Dataset rows describing interfaces
········
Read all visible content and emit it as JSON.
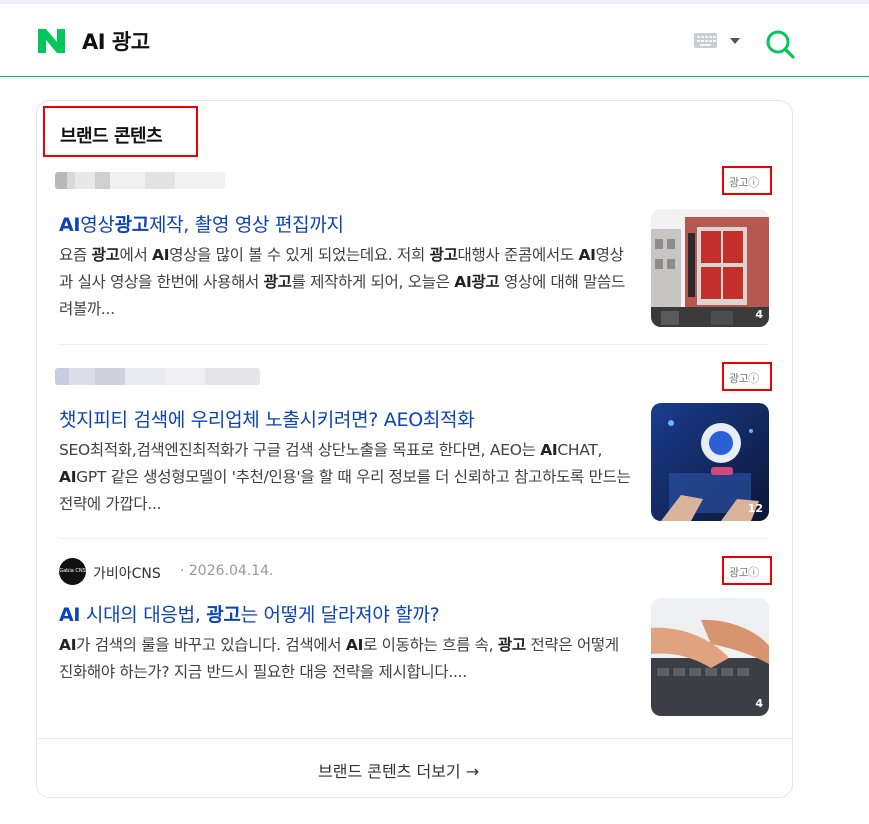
{
  "header": {
    "query": "AI 광고",
    "brand_color": "#03c75a"
  },
  "section": {
    "title": "브랜드 콘텐츠",
    "more_label": "브랜드 콘텐츠 더보기",
    "more_arrow": "→"
  },
  "items": [
    {
      "ad_label": "광고ⓘ",
      "title_parts": [
        {
          "t": "AI",
          "b": true
        },
        {
          "t": "영상",
          "b": false
        },
        {
          "t": "광고",
          "b": true
        },
        {
          "t": "제작, 촬영 영상 편집까지",
          "b": false
        }
      ],
      "desc_parts": [
        {
          "t": "요즘 ",
          "b": false
        },
        {
          "t": "광고",
          "b": true
        },
        {
          "t": "에서 ",
          "b": false
        },
        {
          "t": "AI",
          "b": true
        },
        {
          "t": "영상을 많이 볼 수 있게 되었는데요. 저희 ",
          "b": false
        },
        {
          "t": "광고",
          "b": true
        },
        {
          "t": "대행사 준콤에서도 ",
          "b": false
        },
        {
          "t": "AI",
          "b": true
        },
        {
          "t": "영상과 실사 영상을 한번에 사용해서 ",
          "b": false
        },
        {
          "t": "광고",
          "b": true
        },
        {
          "t": "를 제작하게 되어, 오늘은 ",
          "b": false
        },
        {
          "t": "AI광고",
          "b": true
        },
        {
          "t": " 영상에 대해 말씀드려볼까...",
          "b": false
        }
      ],
      "image_count": "4"
    },
    {
      "ad_label": "광고ⓘ",
      "title_parts": [
        {
          "t": "챗지피티 검색에 우리업체 노출시키려면? AEO최적화",
          "b": false
        }
      ],
      "desc_parts": [
        {
          "t": "SEO최적화,검색엔진최적화가 구글 검색 상단노출을 목표로 한다면, AEO는 ",
          "b": false
        },
        {
          "t": "AI",
          "b": true
        },
        {
          "t": "CHAT, ",
          "b": false
        },
        {
          "t": "AI",
          "b": true
        },
        {
          "t": "GPT 같은 생성형모델이 '추천/인용'을 할 때 우리 정보를 더 신뢰하고 참고하도록 만드는 전략에 가깝다...",
          "b": false
        }
      ],
      "image_count": "12"
    },
    {
      "ad_label": "광고ⓘ",
      "source_name": "가비아CNS",
      "date": "· 2026.04.14.",
      "avatar_text": "Gabia CNS",
      "title_parts": [
        {
          "t": "AI",
          "b": true
        },
        {
          "t": " 시대의 대응법, ",
          "b": false
        },
        {
          "t": "광고",
          "b": true
        },
        {
          "t": "는 어떻게 달라져야 할까?",
          "b": false
        }
      ],
      "desc_parts": [
        {
          "t": "AI",
          "b": true
        },
        {
          "t": "가 검색의 룰을 바꾸고 있습니다. 검색에서 ",
          "b": false
        },
        {
          "t": "AI",
          "b": true
        },
        {
          "t": "로 이동하는 흐름 속, ",
          "b": false
        },
        {
          "t": "광고",
          "b": true
        },
        {
          "t": " 전략은 어떻게 진화해야 하는가? 지금 반드시 필요한 대응 전략을 제시합니다....",
          "b": false
        }
      ],
      "image_count": "4"
    }
  ]
}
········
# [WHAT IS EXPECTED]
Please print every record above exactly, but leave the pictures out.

# [SOLUTION TO THIS EXERCISE]
Read all visible content and emit it as JSON.
{
  "header": {
    "query": "AI 광고",
    "brand_color": "#03c75a"
  },
  "section": {
    "title": "브랜드 콘텐츠",
    "more_label": "브랜드 콘텐츠 더보기",
    "more_arrow": "→"
  },
  "items": [
    {
      "ad_label": "광고ⓘ",
      "title_parts": [
        {
          "t": "AI",
          "b": true
        },
        {
          "t": "영상",
          "b": false
        },
        {
          "t": "광고",
          "b": true
        },
        {
          "t": "제작, 촬영 영상 편집까지",
          "b": false
        }
      ],
      "desc_parts": [
        {
          "t": "요즘 ",
          "b": false
        },
        {
          "t": "광고",
          "b": true
        },
        {
          "t": "에서 ",
          "b": false
        },
        {
          "t": "AI",
          "b": true
        },
        {
          "t": "영상을 많이 볼 수 있게 되었는데요. 저희 ",
          "b": false
        },
        {
          "t": "광고",
          "b": true
        },
        {
          "t": "대행사 준콤에서도 ",
          "b": false
        },
        {
          "t": "AI",
          "b": true
        },
        {
          "t": "영상과 실사 영상을 한번에 사용해서 ",
          "b": false
        },
        {
          "t": "광고",
          "b": true
        },
        {
          "t": "를 제작하게 되어, 오늘은 ",
          "b": false
        },
        {
          "t": "AI광고",
          "b": true
        },
        {
          "t": " 영상에 대해 말씀드려볼까...",
          "b": false
        }
      ],
      "image_count": "4"
    },
    {
      "ad_label": "광고ⓘ",
      "title_parts": [
        {
          "t": "챗지피티 검색에 우리업체 노출시키려면? AEO최적화",
          "b": false
        }
      ],
      "desc_parts": [
        {
          "t": "SEO최적화,검색엔진최적화가 구글 검색 상단노출을 목표로 한다면, AEO는 ",
          "b": false
        },
        {
          "t": "AI",
          "b": true
        },
        {
          "t": "CHAT, ",
          "b": false
        },
        {
          "t": "AI",
          "b": true
        },
        {
          "t": "GPT 같은 생성형모델이 '추천/인용'을 할 때 우리 정보를 더 신뢰하고 참고하도록 만드는 전략에 가깝다...",
          "b": false
        }
      ],
      "image_count": "12"
    },
    {
      "ad_label": "광고ⓘ",
      "source_name": "가비아CNS",
      "date": "· 2026.04.14.",
      "avatar_text": "Gabia CNS",
      "title_parts": [
        {
          "t": "AI",
          "b": true
        },
        {
          "t": " 시대의 대응법, ",
          "b": false
        },
        {
          "t": "광고",
          "b": true
        },
        {
          "t": "는 어떻게 달라져야 할까?",
          "b": false
        }
      ],
      "desc_parts": [
        {
          "t": "AI",
          "b": true
        },
        {
          "t": "가 검색의 룰을 바꾸고 있습니다. 검색에서 ",
          "b": false
        },
        {
          "t": "AI",
          "b": true
        },
        {
          "t": "로 이동하는 흐름 속, ",
          "b": false
        },
        {
          "t": "광고",
          "b": true
        },
        {
          "t": " 전략은 어떻게 진화해야 하는가? 지금 반드시 필요한 대응 전략을 제시합니다....",
          "b": false
        }
      ],
      "image_count": "4"
    }
  ]
}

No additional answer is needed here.